Thousands of residents across the Charlotte region headed to early voting sites on Thursday, waiting in line for the chance to be among the first in the state to cast ballots for the Nov. 6 election.
In Charlotte, about 150 people stood in line at the Hal Marshall Annex before that voting center opened at 8 a.m. An even bigger crowd was reported outside a polling site on the UNC Charlotte campus.
And late Thursday afternoon, the number of people waiting at Independence Regional Library still stretched around the building.
In Mecklenburg County, 15,009 residents cast votes on Thursday, easily surpassing the first-day early voting totals from 2008, according to board of elections website.
Statewide, more than 120,000 voters endured long lines at many locations to vote.
Voters were greeted at polling sites by candidates for state and local offices. The campaigns for President Barack Obama and Republican presidential candidate Mitt Romney also held rallies across the state to encourage people to vote early.
At a campaign stop in Dilworth, former Republican presidential candidate Rick Santorum said early voting could help to maintain some of the momentum that has been building behind the Romney campaign in recent weeks.
Santorum said that while momentum was behind Obama four years ago in North Carolina, Romney supporters could rewrite that narrative.
At a rally at N.C. State University, Democratic National Committee Chairwoman Debbie Wasserman Schultz also stressed the importance of voting early.
We began our grassroots outreach efforts way back in the beginning of the 2008 campaign, and we never left North Carolina, she said. From here on out, every day is Election Day in North Carolina.
More than 2.4 million North Carolinians used an early voting site in the presidential election four years ago, more than half of all votes cast in the election. That figure includes about 208,000 from Mecklenburg.
Four years ago, early voters gave Obama a 305,000-vote cushion heading into Election Day, helping him squeeze out a narrow 14,000-vote victory in the state. He became the first Democratic presidential candidate to carry North Carolina in 32 years.
Mecklenburg Elections Director Michael Dickerson said he thinks the county's turnout in early voting could grow to 250,000 people this time given the popularity of early voting in recent years. The county opened 22 early voting sites at libraries, government buildings and other facilities across Mecklenburg.

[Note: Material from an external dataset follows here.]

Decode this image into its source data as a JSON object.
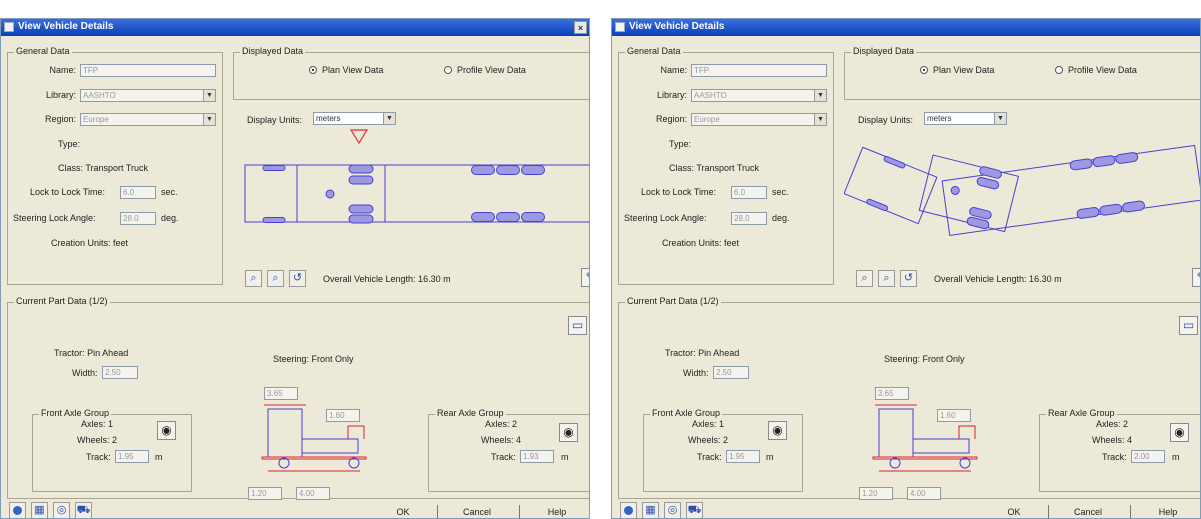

Dickerson said the first and last days of early voting are typically the busiest. Some polling sites reported wait times of 45 minutes to an hour on Thursday.
On the final day of early voting in Mecklenburg in 2008, some people reported waiting in line for more than five hours at a polling site at the Plaza Midwood Library.
Dickerson said the county has expanded early voting this year by opening two new polling sites, adding four hours on Saturdays and holding voting on two Sundays instead of one.
Karen Jones of Charlotte was among those who voted Thursday at the Hal Marshall Annex on College Street. Jones, 67, is supporting Obama, saying, in part, that she believes his policies benefit many residents regardless of their age, race or politics.
Jones said she wanted to vote early so she could help assist seniors or others who may need help understanding the ballot or how to use the voting machines. She also warned people against waiting until Election Day in case bad weather or other problems keep them from the polls.
Its better to vote early and if you cant do it the first day, then come back the next, Jones said. (But) dont want to the last minute.
Early Thursday, more than 70 local Republicans and other residents gathered at a rally outside a GOP office in Dilworth featuring Santorum and other local candidates.
Richard Hudson, the Republican 8th District congressional candidate, told attendees that Thursday not only was the start of early voting but the beginning of the great American comeback that Mitt Romney is going to lead us to.
Other area counties also reported a busy day Thursday. In Union County, unofficial results showed that 1,323 people have voted so far.
Gaston County saw just over 3,500 voters by 6 p.m. Thursday, with polling sites still open. Elections Director Adam Ragan said he predicts the county to have 50,000-55,000 people vote early this year, up from about 46,000 in the last presidential election.
Early voting was not without an apparent snag or two. One person reported computers were not working when an early voting site opened at 11 a.m. at Cornelius Town Hall. The voter told the Observer that a precinct worker announced only one of more than 20 computers was working. By 11:30 a.m., about 10 computers were working.
Dickerson said the problem did not affect the voting machines, but was in another piece of equipment. Observer staff writer Steve Lyttle and The (Raleigh) News & Observer contributed.